**Action item**. Would you write out the records below exactly as given?

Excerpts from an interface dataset
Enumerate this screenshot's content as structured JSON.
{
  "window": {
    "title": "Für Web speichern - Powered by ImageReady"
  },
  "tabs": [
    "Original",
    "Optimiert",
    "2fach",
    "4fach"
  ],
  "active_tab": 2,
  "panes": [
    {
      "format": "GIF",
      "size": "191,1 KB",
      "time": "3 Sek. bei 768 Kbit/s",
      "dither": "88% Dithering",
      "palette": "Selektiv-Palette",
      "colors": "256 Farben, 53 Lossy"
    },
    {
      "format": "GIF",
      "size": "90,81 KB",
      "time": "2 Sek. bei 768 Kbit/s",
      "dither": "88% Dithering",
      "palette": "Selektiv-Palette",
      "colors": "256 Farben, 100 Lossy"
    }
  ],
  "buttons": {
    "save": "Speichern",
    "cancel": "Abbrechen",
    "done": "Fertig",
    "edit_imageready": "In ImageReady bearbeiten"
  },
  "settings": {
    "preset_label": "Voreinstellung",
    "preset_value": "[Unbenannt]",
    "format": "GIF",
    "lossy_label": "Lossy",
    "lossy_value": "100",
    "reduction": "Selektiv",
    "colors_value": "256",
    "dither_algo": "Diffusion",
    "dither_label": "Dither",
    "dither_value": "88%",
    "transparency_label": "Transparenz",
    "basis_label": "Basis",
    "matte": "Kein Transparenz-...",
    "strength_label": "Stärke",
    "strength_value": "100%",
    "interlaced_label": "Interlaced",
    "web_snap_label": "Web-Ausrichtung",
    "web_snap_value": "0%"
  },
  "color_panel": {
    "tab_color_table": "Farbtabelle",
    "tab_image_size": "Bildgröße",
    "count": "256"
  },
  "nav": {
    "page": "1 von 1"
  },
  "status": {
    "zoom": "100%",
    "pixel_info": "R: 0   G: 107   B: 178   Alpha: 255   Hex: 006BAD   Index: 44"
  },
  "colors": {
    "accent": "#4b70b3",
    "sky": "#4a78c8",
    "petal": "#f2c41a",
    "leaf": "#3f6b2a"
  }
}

**Task answer**.
Enumerate this screenshot's content as structured JSON.
{
  "window": {
    "title": "Für Web speichern - Powered by ImageReady"
  },
  "tabs": [
    "Original",
    "Optimiert",
    "2fach",
    "4fach"
  ],
  "active_tab": 2,
  "panes": [
    {
      "format": "GIF",
      "size": "191,1 KB",
      "time": "3 Sek. bei 768 Kbit/s",
      "dither": "88% Dithering",
      "palette": "Selektiv-Palette",
      "colors": "256 Farben, 53 Lossy"
    },
    {
      "format": "GIF",
      "size": "90,81 KB",
      "time": "2 Sek. bei 768 Kbit/s",
      "dither": "88% Dithering",
      "palette": "Selektiv-Palette",
      "colors": "256 Farben, 100 Lossy"
    }
  ],
  "buttons": {
    "save": "Speichern",
    "cancel": "Abbrechen",
    "done": "Fertig",
    "edit_imageready": "In ImageReady bearbeiten"
  },
  "settings": {
    "preset_label": "Voreinstellung",
    "preset_value": "[Unbenannt]",
    "format": "GIF",
    "lossy_label": "Lossy",
    "lossy_value": "100",
    "reduction": "Selektiv",
    "colors_value": "256",
    "dither_algo": "Diffusion",
    "dither_label": "Dither",
    "dither_value": "88%",
    "transparency_label": "Transparenz",
    "basis_label": "Basis",
    "matte": "Kein Transparenz-...",
    "strength_label": "Stärke",
    "strength_value": "100%",
    "interlaced_label": "Interlaced",
    "web_snap_label": "Web-Ausrichtung",
    "web_snap_value": "0%"
  },
  "color_panel": {
    "tab_color_table": "Farbtabelle",
    "tab_image_size": "Bildgröße",
    "count": "256"
  },
  "nav": {
    "page": "1 von 1"
  },
  "status": {
    "zoom": "100%",
    "pixel_info": "R: 0   G: 107   B: 178   Alpha: 255   Hex: 006BAD   Index: 44"
  },
  "colors": {
    "accent": "#4b70b3",
    "sky": "#4a78c8",
    "petal": "#f2c41a",
    "leaf": "#3f6b2a"
  }
}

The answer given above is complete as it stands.